WHAT THE EXERCISE ASKS:
Hunt through the lines below for the string "this" and copy each one that has it.

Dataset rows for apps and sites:
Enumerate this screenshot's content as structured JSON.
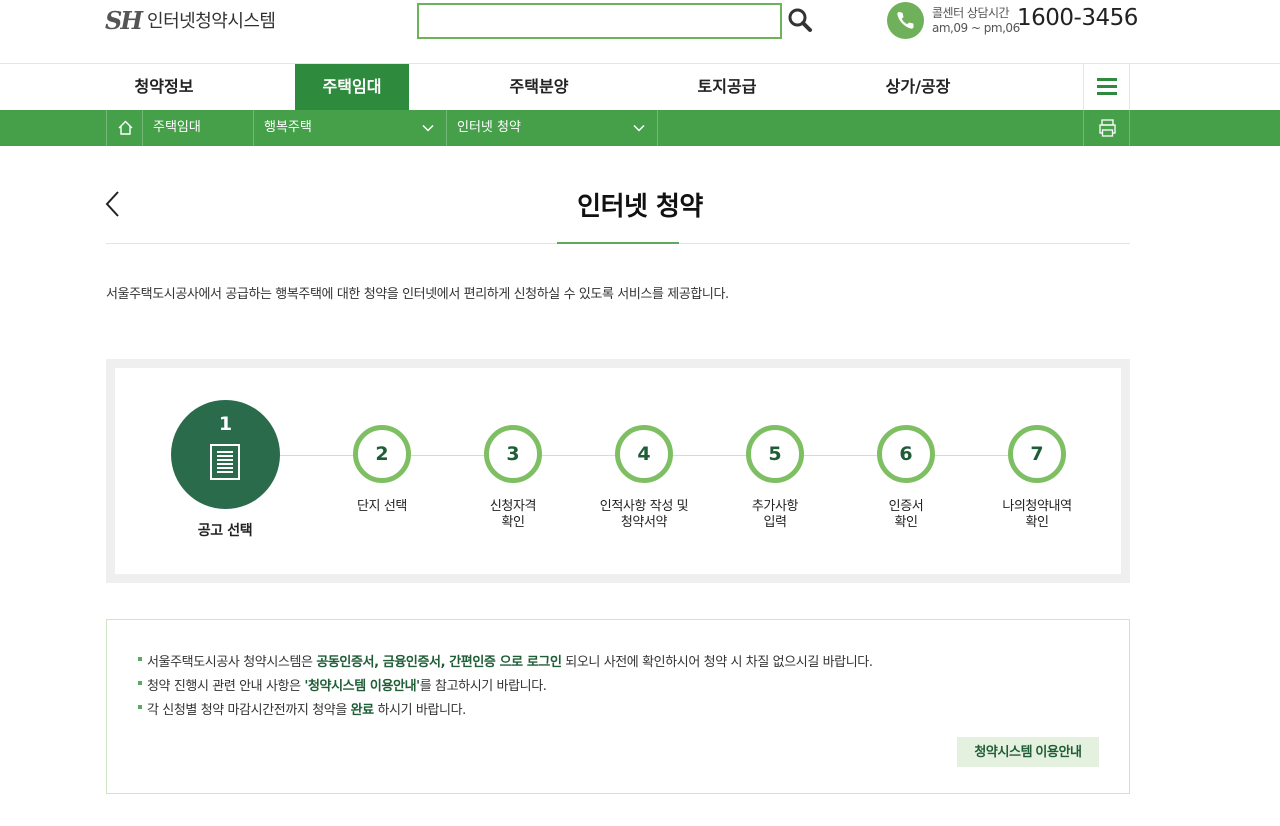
{
  "header": {
    "logo_mark": "SH",
    "logo_text": "인터넷청약시스템",
    "search_placeholder": "",
    "call_label_line1": "콜센터 상담시간",
    "call_label_line2": "am,09 ~ pm,06",
    "call_number": "1600-3456"
  },
  "mainnav": {
    "items": [
      {
        "label": "청약정보"
      },
      {
        "label": "주택임대",
        "active": true
      },
      {
        "label": "주택분양"
      },
      {
        "label": "토지공급"
      },
      {
        "label": "상가/공장"
      }
    ]
  },
  "subnav": {
    "crumb1": "주택임대",
    "crumb2": "행복주택",
    "crumb3": "인터넷 청약"
  },
  "page": {
    "title": "인터넷 청약",
    "intro": "서울주택도시공사에서 공급하는 행복주택에 대한 청약을 인터넷에서 편리하게 신청하실 수 있도록 서비스를 제공합니다."
  },
  "steps": [
    {
      "num": "1",
      "label": "공고 선택",
      "current": true
    },
    {
      "num": "2",
      "label": "단지 선택"
    },
    {
      "num": "3",
      "label": "신청자격\n확인"
    },
    {
      "num": "4",
      "label": "인적사항 작성 및\n청약서약"
    },
    {
      "num": "5",
      "label": "추가사항\n입력"
    },
    {
      "num": "6",
      "label": "인증서\n확인"
    },
    {
      "num": "7",
      "label": "나의청약내역\n확인"
    }
  ],
  "notice": {
    "line1_a": "서울주택도시공사 청약시스템은 ",
    "line1_b": "공동인증서, 금융인증서, 간편인증 으로 로그인",
    "line1_c": " 되오니 사전에 확인하시어 청약 시 차질 없으시길 바랍니다.",
    "line2_a": "청약 진행시 관련 안내 사항은 ",
    "line2_b": "'청약시스템 이용안내'",
    "line2_c": "를 참고하시기 바랍니다.",
    "line3_a": "각 신청별 청약 마감시간전까지 청약을 ",
    "line3_b": "완료",
    "line3_c": " 하시기 바랍니다.",
    "guide_button": "청약시스템 이용안내"
  },
  "colors": {
    "brand_green": "#46a04a",
    "active_green": "#2e8a3c",
    "step_dark": "#2a6b4b",
    "step_ring": "#7fbf64"
  }
}
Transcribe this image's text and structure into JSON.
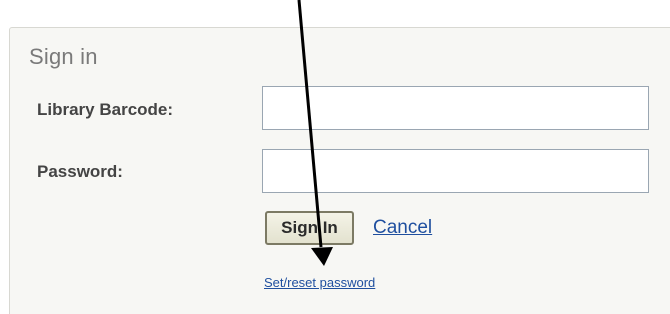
{
  "signin": {
    "title": "Sign in",
    "barcode_label": "Library Barcode:",
    "barcode_value": "",
    "password_label": "Password:",
    "password_value": "",
    "signin_button": "Sign In",
    "cancel_link": "Cancel",
    "reset_link": "Set/reset password"
  },
  "colors": {
    "panel_background": "#f7f7f4",
    "link": "#1f4f9f",
    "button_border": "#7c7a64",
    "arrow": "#000000"
  },
  "annotation": {
    "arrow_icon": "arrow-down-icon"
  }
}
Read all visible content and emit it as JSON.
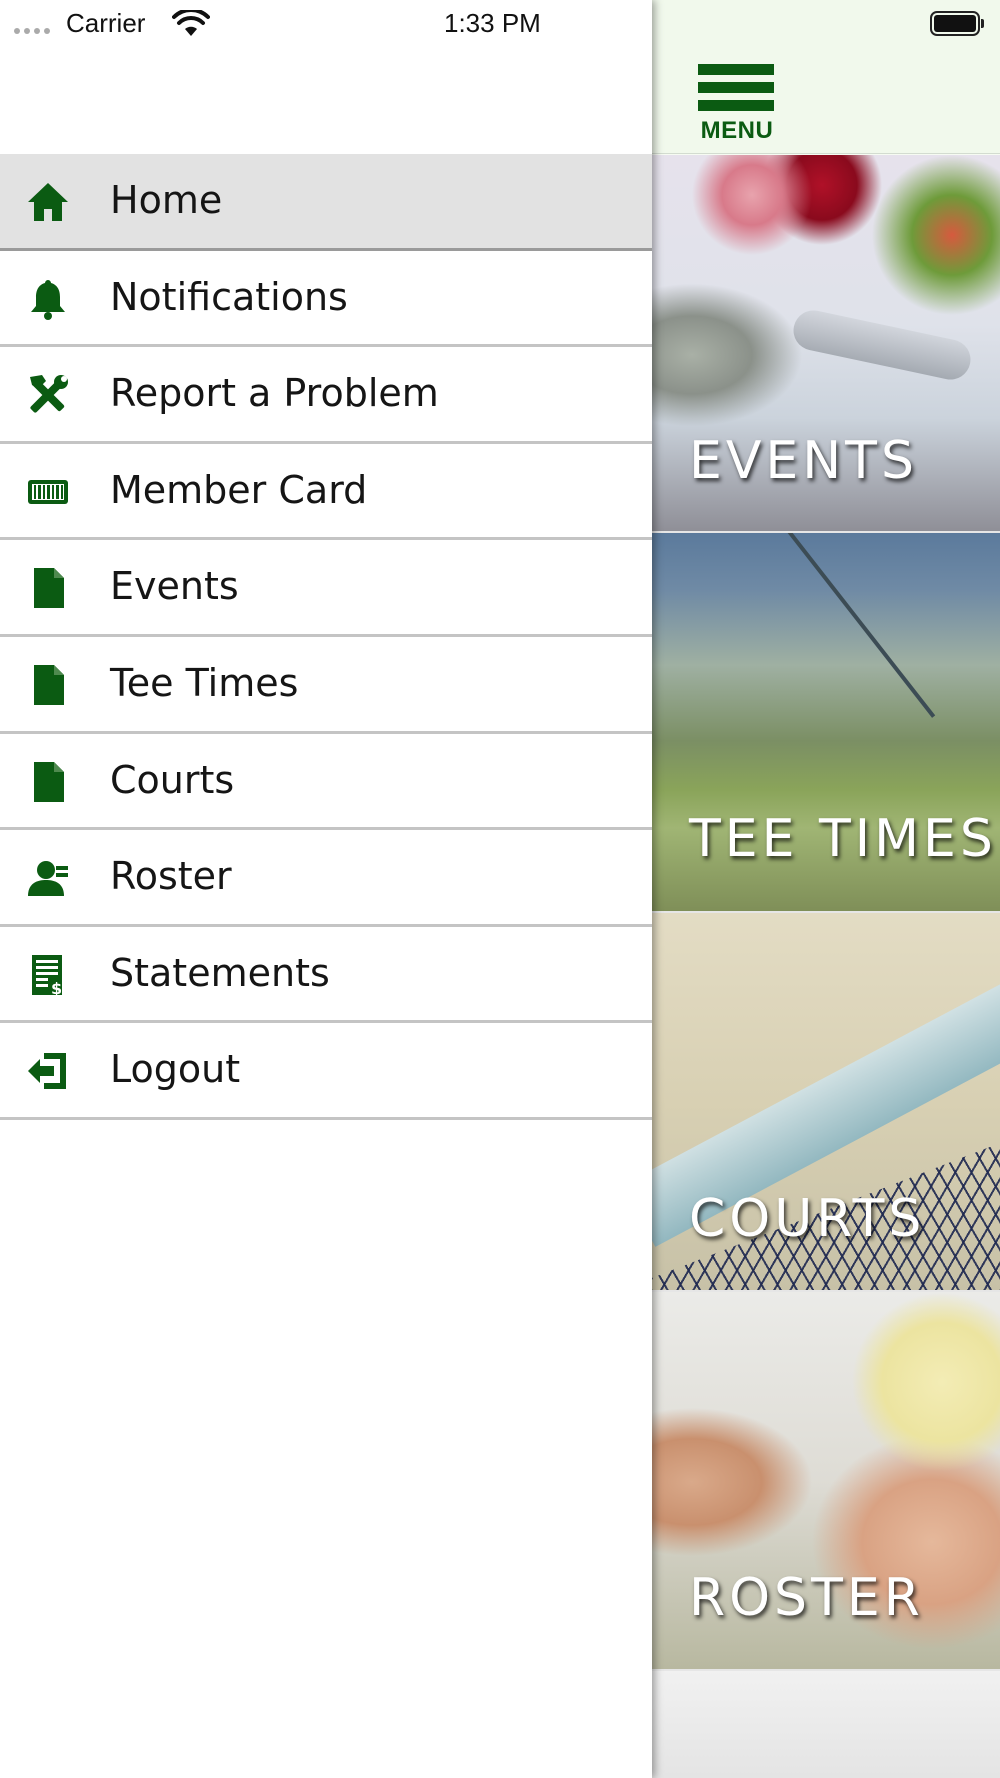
{
  "status_bar": {
    "carrier": "Carrier",
    "time": "1:33 PM"
  },
  "header": {
    "menu_label": "MENU"
  },
  "drawer": {
    "items": [
      {
        "label": "Home",
        "icon": "home-icon",
        "active": true
      },
      {
        "label": "Notifications",
        "icon": "bell-icon"
      },
      {
        "label": "Report a Problem",
        "icon": "tools-icon"
      },
      {
        "label": "Member Card",
        "icon": "barcode-icon"
      },
      {
        "label": "Events",
        "icon": "document-icon"
      },
      {
        "label": "Tee Times",
        "icon": "document-icon"
      },
      {
        "label": "Courts",
        "icon": "document-icon"
      },
      {
        "label": "Roster",
        "icon": "user-icon"
      },
      {
        "label": "Statements",
        "icon": "statement-icon"
      },
      {
        "label": "Logout",
        "icon": "logout-icon"
      }
    ]
  },
  "tiles": [
    {
      "label": "EVENTS"
    },
    {
      "label": "TEE TIMES"
    },
    {
      "label": "COURTS"
    },
    {
      "label": "ROSTER"
    }
  ],
  "colors": {
    "brand_green": "#0b5b12",
    "header_bg": "#f1f9ec",
    "active_row": "#e2e2e2"
  }
}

RESPONSE:
Enumerate this screenshot's content as structured JSON.
Transcribe this image's text and structure into JSON.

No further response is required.